Dominican Police to use New Speedguns

LOCAL TRAFFIC POLICE are to start utilising new speed gun technology in order to reduce road congestion.

Our reporter was able to gain exclusive footage of the police using the new devices in a pilot test just outside Puerto Plata.

Dominican Police Speedtrap
Unlike other countries, the Dominican Republic has a different set of traffic issues to contend with. The Ministry of Transport have identified that one of the made causes for the traffic congestion are the potholes that are appearing on all the major roads. The chief reason for all the holes is not the weight of motorised traffic, or the weakness of the roads, or the drainage problems, but rather the donkeys, asses and mules that are still being used - despite warnings - to transport items around the cities.

Clearly, most of the motorised traffic currently around has carefully designed tyres made from various rubber compounds. As we understand it, rubber is a soft material, and unlikely to have any effect on the hard tarmac that makes up the road surface. On the other hard, donkeys’ hooves are extremely hard, and some donkeys have been seen to be scraping their hooves in a deliberate attempt to gouge into the road surface.

The Ministry of Transport have come up with a plan to get donkeys off the roads, and into the fields where they belong. The new speed guns will actually be used to identify culprits who are travelling too slowly for the road conditions. As donkeys rarely travel above 30 mph, they should be easy to identify with the Lidar (Light Detection and Ranging) guns.

The new technology has been imported from the UK, where speed guns have been used to annoy motorists effectively for years, although they had to undergo several modifications in order to work correctly here.

Instead of measuring the vehicle’s speed by testing how long it takes the gun’s signal to return, the modified devices send out several small bursts of infra red light at short intervals to measure the distance between the donkey’s ears. As the rider will usually have quite different ears to the donkey, the measurement can be quite precise.

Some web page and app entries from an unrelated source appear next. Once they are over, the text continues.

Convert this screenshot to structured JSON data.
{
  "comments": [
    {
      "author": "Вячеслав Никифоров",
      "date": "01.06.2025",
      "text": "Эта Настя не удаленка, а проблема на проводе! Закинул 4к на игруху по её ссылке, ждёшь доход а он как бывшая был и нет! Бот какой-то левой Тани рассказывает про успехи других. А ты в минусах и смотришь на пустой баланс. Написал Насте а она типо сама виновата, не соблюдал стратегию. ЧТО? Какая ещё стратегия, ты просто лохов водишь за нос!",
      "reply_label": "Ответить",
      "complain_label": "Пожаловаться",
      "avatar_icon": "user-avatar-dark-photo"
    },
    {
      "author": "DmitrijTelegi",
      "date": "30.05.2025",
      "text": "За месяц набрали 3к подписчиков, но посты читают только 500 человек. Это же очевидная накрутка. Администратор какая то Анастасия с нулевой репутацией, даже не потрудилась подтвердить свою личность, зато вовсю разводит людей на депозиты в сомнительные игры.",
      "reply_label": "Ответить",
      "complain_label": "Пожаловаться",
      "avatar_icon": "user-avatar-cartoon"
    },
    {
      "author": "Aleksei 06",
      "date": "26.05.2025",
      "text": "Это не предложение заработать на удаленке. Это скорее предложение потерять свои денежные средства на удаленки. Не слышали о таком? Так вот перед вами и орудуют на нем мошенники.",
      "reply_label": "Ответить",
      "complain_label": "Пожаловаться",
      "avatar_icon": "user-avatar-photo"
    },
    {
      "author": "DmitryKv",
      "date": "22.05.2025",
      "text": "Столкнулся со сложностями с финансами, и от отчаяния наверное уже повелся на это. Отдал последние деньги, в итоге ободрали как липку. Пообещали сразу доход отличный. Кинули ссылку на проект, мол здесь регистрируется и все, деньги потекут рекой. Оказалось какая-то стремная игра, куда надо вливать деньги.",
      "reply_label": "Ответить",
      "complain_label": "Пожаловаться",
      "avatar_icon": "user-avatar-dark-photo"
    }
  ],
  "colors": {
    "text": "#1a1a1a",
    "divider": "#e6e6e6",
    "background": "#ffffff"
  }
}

The information is then compared with how fast the donkey thinks it should be going in relation to how fast a ‘moto’ driver laden up with an adult passenger, 2 children and a fridge-freezer would normally be expected to travel, according to Feynmann’s ‘Integral all over paths’ law on quantum mechanics.

Feynmanns Integral all over paths algorithm

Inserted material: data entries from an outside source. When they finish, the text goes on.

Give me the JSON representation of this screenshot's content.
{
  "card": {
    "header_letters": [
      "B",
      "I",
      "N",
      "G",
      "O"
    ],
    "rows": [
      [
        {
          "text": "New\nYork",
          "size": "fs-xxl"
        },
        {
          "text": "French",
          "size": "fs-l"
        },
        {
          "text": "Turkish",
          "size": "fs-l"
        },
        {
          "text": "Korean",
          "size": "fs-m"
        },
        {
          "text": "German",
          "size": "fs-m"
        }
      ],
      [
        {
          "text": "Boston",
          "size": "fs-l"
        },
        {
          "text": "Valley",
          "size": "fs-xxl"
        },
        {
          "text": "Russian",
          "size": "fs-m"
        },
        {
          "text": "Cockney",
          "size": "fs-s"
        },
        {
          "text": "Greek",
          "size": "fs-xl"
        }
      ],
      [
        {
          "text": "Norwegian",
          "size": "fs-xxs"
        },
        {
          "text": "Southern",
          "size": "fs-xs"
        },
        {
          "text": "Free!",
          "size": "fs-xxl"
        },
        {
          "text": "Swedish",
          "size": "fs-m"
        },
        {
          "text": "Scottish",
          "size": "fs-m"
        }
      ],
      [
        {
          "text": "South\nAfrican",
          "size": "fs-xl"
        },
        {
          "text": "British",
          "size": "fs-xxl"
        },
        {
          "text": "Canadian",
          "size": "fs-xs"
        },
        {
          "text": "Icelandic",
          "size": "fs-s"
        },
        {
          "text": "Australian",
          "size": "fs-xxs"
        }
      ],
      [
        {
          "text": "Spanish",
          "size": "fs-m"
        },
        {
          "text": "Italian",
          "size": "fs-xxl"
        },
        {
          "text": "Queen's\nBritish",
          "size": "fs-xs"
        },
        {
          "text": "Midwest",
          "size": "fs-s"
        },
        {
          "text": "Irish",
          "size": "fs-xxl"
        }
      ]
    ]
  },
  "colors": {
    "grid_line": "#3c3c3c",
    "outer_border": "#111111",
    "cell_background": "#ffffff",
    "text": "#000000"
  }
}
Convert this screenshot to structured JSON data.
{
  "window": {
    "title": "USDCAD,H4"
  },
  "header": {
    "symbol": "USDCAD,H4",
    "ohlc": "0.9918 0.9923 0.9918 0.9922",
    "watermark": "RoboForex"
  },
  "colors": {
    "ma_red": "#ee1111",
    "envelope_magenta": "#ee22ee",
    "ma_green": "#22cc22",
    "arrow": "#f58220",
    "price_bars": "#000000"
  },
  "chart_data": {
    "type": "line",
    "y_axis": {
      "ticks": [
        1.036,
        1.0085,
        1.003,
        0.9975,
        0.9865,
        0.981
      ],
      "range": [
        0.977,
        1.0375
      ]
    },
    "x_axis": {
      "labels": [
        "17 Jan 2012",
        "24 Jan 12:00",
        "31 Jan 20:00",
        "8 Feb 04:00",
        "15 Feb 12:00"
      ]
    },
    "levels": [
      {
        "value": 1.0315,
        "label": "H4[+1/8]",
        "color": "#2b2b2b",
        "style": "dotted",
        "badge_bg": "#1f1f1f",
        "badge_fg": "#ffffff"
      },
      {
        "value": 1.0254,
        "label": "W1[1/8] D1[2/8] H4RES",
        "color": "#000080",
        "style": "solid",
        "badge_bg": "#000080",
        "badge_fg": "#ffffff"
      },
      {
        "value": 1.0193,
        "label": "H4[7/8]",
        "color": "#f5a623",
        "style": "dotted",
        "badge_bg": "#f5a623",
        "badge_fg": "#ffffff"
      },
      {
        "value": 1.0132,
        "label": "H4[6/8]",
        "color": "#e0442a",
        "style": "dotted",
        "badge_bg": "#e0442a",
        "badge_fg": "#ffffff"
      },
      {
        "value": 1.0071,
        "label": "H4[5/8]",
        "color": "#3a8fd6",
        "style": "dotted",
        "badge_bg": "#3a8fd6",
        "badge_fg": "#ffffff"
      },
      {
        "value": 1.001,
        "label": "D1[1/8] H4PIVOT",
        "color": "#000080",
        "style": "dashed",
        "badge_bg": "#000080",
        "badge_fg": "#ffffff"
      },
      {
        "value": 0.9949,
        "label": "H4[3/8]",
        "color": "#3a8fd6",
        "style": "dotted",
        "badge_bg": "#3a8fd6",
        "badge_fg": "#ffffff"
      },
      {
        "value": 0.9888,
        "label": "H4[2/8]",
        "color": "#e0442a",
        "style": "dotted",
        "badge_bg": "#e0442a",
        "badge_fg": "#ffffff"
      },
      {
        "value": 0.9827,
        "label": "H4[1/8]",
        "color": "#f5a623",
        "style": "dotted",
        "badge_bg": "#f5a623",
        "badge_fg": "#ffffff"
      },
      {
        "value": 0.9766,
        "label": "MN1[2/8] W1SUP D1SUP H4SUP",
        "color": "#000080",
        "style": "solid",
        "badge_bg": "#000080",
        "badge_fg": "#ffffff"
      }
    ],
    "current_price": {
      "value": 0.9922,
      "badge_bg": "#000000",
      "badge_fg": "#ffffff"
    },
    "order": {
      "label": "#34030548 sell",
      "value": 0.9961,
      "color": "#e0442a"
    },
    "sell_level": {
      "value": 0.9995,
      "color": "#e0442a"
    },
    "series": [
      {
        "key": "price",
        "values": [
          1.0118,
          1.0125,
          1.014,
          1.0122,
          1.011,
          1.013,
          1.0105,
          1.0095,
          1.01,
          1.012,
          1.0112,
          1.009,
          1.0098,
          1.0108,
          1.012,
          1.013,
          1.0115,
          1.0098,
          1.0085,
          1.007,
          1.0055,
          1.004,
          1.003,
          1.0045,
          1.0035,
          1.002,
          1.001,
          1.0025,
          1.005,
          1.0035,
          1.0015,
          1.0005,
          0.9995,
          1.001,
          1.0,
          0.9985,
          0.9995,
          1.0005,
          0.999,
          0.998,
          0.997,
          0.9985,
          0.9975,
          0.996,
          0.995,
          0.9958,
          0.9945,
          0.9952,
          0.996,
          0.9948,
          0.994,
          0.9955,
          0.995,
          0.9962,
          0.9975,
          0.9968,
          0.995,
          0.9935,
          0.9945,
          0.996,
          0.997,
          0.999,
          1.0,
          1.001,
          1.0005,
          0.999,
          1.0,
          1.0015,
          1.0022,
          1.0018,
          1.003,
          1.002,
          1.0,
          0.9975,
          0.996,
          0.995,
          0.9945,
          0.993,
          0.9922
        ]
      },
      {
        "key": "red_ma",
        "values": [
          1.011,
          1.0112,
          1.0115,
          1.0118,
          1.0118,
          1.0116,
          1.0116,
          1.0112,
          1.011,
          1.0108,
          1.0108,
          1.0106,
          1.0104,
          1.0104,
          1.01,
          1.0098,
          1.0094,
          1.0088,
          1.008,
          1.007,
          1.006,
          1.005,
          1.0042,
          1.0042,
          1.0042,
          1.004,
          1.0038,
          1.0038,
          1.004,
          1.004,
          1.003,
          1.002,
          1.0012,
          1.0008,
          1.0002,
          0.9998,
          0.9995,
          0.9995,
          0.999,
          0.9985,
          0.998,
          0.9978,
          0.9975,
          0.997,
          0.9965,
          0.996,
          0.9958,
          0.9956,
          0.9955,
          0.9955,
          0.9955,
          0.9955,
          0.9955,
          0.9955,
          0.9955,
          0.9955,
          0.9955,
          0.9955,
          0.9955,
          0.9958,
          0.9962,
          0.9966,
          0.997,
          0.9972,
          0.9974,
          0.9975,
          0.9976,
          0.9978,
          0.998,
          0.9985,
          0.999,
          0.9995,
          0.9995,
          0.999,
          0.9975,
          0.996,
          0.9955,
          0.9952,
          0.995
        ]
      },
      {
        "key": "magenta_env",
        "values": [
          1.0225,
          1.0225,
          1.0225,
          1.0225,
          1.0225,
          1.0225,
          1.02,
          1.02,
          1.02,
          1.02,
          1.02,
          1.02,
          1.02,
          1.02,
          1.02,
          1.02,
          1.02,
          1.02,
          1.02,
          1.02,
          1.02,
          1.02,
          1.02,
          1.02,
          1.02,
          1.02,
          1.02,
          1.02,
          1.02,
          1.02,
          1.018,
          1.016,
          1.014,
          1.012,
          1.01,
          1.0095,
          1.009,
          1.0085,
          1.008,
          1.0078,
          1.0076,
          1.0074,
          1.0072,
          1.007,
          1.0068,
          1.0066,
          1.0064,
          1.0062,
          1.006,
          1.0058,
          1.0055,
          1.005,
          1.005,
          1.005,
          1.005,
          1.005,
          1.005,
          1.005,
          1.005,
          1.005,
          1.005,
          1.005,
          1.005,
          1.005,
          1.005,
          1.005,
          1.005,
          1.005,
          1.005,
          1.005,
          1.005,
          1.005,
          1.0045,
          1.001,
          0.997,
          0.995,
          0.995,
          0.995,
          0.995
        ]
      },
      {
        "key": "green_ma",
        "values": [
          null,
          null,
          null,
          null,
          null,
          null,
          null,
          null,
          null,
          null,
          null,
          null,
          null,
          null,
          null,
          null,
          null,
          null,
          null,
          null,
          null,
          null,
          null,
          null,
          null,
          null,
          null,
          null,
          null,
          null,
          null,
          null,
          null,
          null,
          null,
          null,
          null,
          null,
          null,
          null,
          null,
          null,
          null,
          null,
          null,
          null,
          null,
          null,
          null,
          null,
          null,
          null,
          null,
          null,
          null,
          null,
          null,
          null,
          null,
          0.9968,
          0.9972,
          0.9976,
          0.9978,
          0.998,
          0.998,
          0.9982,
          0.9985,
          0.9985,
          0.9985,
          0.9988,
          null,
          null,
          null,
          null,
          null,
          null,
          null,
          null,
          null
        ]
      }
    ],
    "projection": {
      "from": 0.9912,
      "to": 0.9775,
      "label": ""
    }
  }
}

Unlike the typical speed gun, the algorithm processing is not done in the gun itself, but instead, the data is sent back to HQ where culprits are identified, photos compared with the MOT’s database of known offenders and tickets later issued.

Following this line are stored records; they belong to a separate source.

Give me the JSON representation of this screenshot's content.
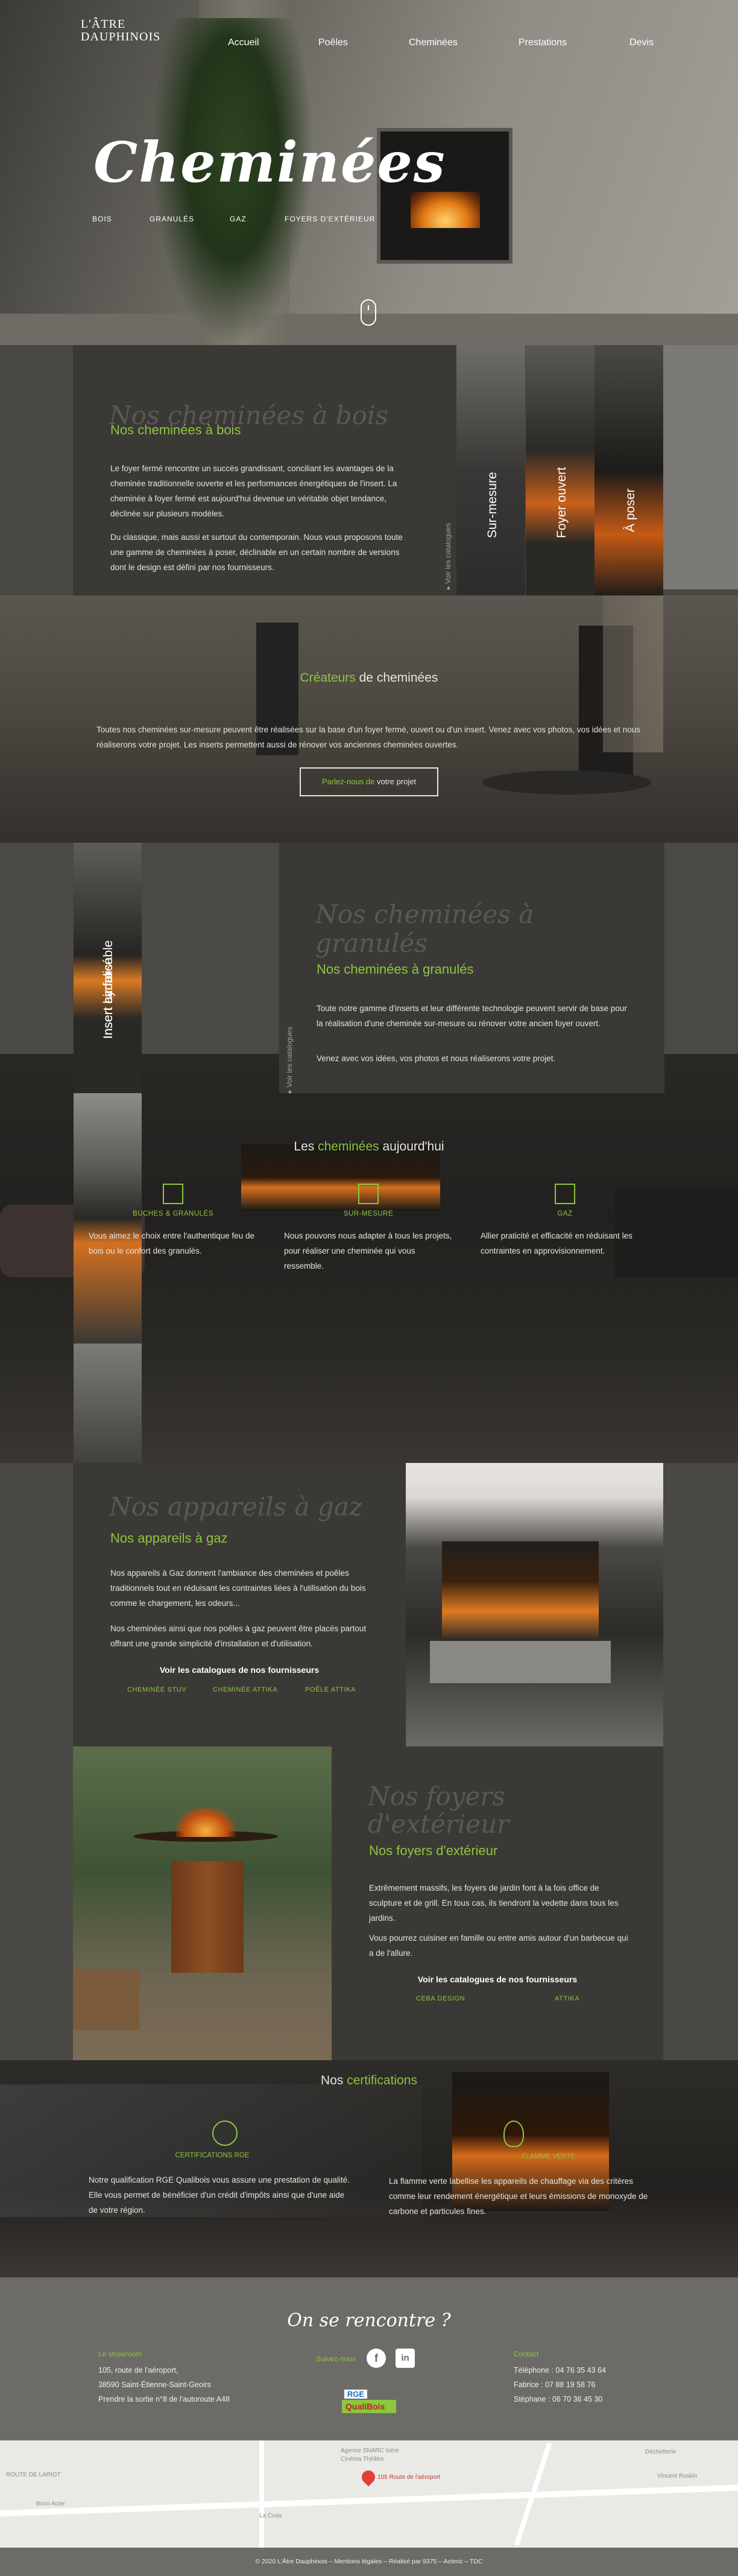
{
  "header": {
    "logo_line1": "L'ÂTRE",
    "logo_line2": "DAUPHINOIS",
    "nav": [
      "Accueil",
      "Poêles",
      "Cheminées",
      "Prestations",
      "Devis"
    ]
  },
  "hero": {
    "title": "Cheminées",
    "subnav": [
      "BOIS",
      "GRANULÉS",
      "GAZ",
      "FOYERS D'EXTÉRIEUR"
    ]
  },
  "bois": {
    "script_title": "Nos cheminées à bois",
    "title": "Nos cheminées à bois",
    "p1": "Le foyer fermé rencontre un succès grandissant, conciliant les avantages de la cheminée traditionnelle ouverte et les performances énergétiques de l'insert. La cheminée à foyer fermé est aujourd'hui devenue un véritable objet tendance, déclinée sur plusieurs modèles.",
    "p2": "Du classique, mais aussi et surtout du contemporain. Nous vous proposons toute une gamme de cheminées à poser, déclinable en un certain nombre de versions dont le design est défini par nos fournisseurs.",
    "catalog_link": "Voir les catalogues",
    "strips": [
      "Sur-mesure",
      "Foyer ouvert",
      "À poser"
    ]
  },
  "createurs": {
    "title_green": "Créateurs",
    "title_rest": " de cheminées",
    "text": "Toutes nos cheminées sur-mesure peuvent être réalisées sur la base d'un foyer fermé, ouvert ou d'un insert. Venez avec vos photos, vos idées et nous réaliserons votre projet. Les inserts permettent aussi de rénover vos anciennes cheminées ouvertes.",
    "button_green": "Parlez-nous de",
    "button_rest": " votre projet"
  },
  "granules": {
    "script_title": "Nos cheminées à granulés",
    "title": "Nos cheminées à granulés",
    "p1": "Toute notre gamme d'inserts et leur différente technologie peuvent servir de base pour la réalisation d'une cheminée sur-mesure ou rénover votre ancien foyer ouvert.",
    "p2": "Venez avec vos idées, vos photos et nous réaliserons votre projet.",
    "catalog_link": "Voir les catalogues",
    "strips": [
      "Insert air forcé",
      "Insert hydro",
      "Insert canalisable"
    ]
  },
  "today": {
    "title_pre": "Les ",
    "title_green": "cheminées",
    "title_post": " aujourd'hui",
    "features": [
      {
        "label": "BUCHES & GRANULÉS",
        "text": "Vous aimez le choix entre l'authentique feu de bois ou le confort des granulés."
      },
      {
        "label": "SUR-MESURE",
        "text": "Nous pouvons nous adapter à tous les projets, pour réaliser une cheminée qui vous ressemble."
      },
      {
        "label": "GAZ",
        "text": "Allier praticité et efficacité en réduisant les contraintes en approvisionnement."
      }
    ]
  },
  "gaz": {
    "script_title": "Nos appareils à gaz",
    "title": "Nos appareils à gaz",
    "p1": "Nos appareils à Gaz donnent l'ambiance des cheminées et poêles traditionnels tout en réduisant les contraintes liées à l'utilisation du bois comme le chargement, les odeurs...",
    "p2": "Nos cheminées ainsi que nos poêles à gaz peuvent être placés partout offrant une grande simplicité d'installation et d'utilisation.",
    "catalogs_title": "Voir les catalogues de nos fournisseurs",
    "links": [
      "CHEMINÉE STUV",
      "CHEMINÉE ATTIKA",
      "POÊLE ATTIKA"
    ]
  },
  "exterieur": {
    "script_title": "Nos foyers d'extérieur",
    "title": "Nos foyers d'extérieur",
    "p1": "Extrêmement massifs, les foyers de jardin font à la fois office de sculpture et de grill. En tous cas, ils tiendront la vedette dans tous les jardins.",
    "p2": "Vous pourrez cuisiner en famille ou entre amis autour d'un barbecue qui a de l'allure.",
    "catalogs_title": "Voir les catalogues de nos fournisseurs",
    "links": [
      "CEBA DESIGN",
      "ATTIKA"
    ]
  },
  "certif": {
    "title_pre": "Nos ",
    "title_green": "certifications",
    "items": [
      {
        "label": "CERTIFICATIONS RGE",
        "text": "Notre qualification RGE Qualibois vous assure une prestation de qualité. Elle vous permet de bénéficier d'un crédit d'impôts ainsi que d'une aide de votre région."
      },
      {
        "label": "FLAMME VERTE",
        "text": "La flamme verte labellise les appareils de chauffage via des critères comme leur rendement énergétique et leurs émissions de monoxyde de carbone et particules fines."
      }
    ]
  },
  "contact": {
    "script_title": "On se rencontre ?",
    "showroom_title": "Le showroom",
    "address": [
      "105, route de l'aéroport,",
      "38590 Saint-Étienne-Saint-Geoirs",
      "Prendre la sortie n°8 de l'autoroute A48"
    ],
    "follow_title": "Suivez-nous",
    "contact_title": "Contact",
    "phones": [
      "Téléphone : 04 76 35 43 64",
      "Fabrice : 07 88 19 58 76",
      "Stéphane : 06 70 36 45 30"
    ],
    "rge_label": "RGE",
    "qualibois_label": "QualiBois"
  },
  "map": {
    "labels": [
      "Agence SNARC Isère",
      "Cinéma Théâtre",
      "ROUTE DE LARIOT",
      "Brico Acier",
      "La Croix",
      "105 Route de l'aéroport",
      "Déchetterie",
      "Vincent Ruskin"
    ]
  },
  "footer": {
    "text": "© 2020 L'Âtre Dauphinois – Mentions légales – Réalisé par 9375 – Acteric – TDC"
  },
  "colors": {
    "accent": "#8dc63f",
    "card": "#3b3936",
    "bg": "#4a4844"
  }
}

It is hoped that the police will be able to successfully deter donkey owners from recklessly endangering other road users with their outdated and unsuitable mode of transport. This should encourage the uptake amongst the younger generation of the new efficient, quiet and emissionless ‘motos’ which have started to appear on the roads.

Police have also been issued with canisters of ‘pepper spray’, although it’s not confirmed whether these were for use on the donkeys or their riders.

Story by Gringo Mack B. Leave